=== WHAT THE TASK REQUIRES ===
The data below is to be returned in full and exactly.

Component data from apps and pages
──────

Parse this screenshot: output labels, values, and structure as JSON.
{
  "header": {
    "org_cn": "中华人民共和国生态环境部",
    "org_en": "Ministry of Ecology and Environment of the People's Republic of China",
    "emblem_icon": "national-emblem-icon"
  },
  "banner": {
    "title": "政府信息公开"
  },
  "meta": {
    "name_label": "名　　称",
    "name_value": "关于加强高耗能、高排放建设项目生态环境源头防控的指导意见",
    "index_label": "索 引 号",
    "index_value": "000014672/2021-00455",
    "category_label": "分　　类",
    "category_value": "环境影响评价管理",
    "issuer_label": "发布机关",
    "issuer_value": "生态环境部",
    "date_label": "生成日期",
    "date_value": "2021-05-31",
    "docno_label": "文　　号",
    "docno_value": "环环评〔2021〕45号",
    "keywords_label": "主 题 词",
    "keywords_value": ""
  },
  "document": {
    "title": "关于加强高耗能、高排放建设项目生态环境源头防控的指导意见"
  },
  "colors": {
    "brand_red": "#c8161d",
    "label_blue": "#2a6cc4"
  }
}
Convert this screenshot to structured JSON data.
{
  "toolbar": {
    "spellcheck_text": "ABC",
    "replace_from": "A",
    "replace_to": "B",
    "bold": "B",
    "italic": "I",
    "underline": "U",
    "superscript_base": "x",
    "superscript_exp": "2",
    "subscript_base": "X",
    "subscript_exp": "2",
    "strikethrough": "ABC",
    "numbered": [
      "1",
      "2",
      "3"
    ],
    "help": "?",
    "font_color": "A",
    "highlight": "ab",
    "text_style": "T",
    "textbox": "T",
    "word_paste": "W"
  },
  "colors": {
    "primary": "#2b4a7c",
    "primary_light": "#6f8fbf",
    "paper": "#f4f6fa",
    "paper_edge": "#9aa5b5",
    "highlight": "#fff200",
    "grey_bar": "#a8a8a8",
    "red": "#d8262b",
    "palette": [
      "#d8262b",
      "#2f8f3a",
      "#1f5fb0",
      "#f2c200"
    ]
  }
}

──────

=== YOUR SOLUTION ===
Parse this screenshot: output labels, values, and structure as JSON.
{
  "header": {
    "org_cn": "中华人民共和国生态环境部",
    "org_en": "Ministry of Ecology and Environment of the People's Republic of China",
    "emblem_icon": "national-emblem-icon"
  },
  "banner": {
    "title": "政府信息公开"
  },
  "meta": {
    "name_label": "名　　称",
    "name_value": "关于加强高耗能、高排放建设项目生态环境源头防控的指导意见",
    "index_label": "索 引 号",
    "index_value": "000014672/2021-00455",
    "category_label": "分　　类",
    "category_value": "环境影响评价管理",
    "issuer_label": "发布机关",
    "issuer_value": "生态环境部",
    "date_label": "生成日期",
    "date_value": "2021-05-31",
    "docno_label": "文　　号",
    "docno_value": "环环评〔2021〕45号",
    "keywords_label": "主 题 词",
    "keywords_value": ""
  },
  "document": {
    "title": "关于加强高耗能、高排放建设项目生态环境源头防控的指导意见"
  },
  "colors": {
    "brand_red": "#c8161d",
    "label_blue": "#2a6cc4"
  }
}
Convert this screenshot to structured JSON data.
{
  "toolbar": {
    "spellcheck_text": "ABC",
    "replace_from": "A",
    "replace_to": "B",
    "bold": "B",
    "italic": "I",
    "underline": "U",
    "superscript_base": "x",
    "superscript_exp": "2",
    "subscript_base": "X",
    "subscript_exp": "2",
    "strikethrough": "ABC",
    "numbered": [
      "1",
      "2",
      "3"
    ],
    "help": "?",
    "font_color": "A",
    "highlight": "ab",
    "text_style": "T",
    "textbox": "T",
    "word_paste": "W"
  },
  "colors": {
    "primary": "#2b4a7c",
    "primary_light": "#6f8fbf",
    "paper": "#f4f6fa",
    "paper_edge": "#9aa5b5",
    "highlight": "#fff200",
    "grey_bar": "#a8a8a8",
    "red": "#d8262b",
    "palette": [
      "#d8262b",
      "#2f8f3a",
      "#1f5fb0",
      "#f2c200"
    ]
  }
}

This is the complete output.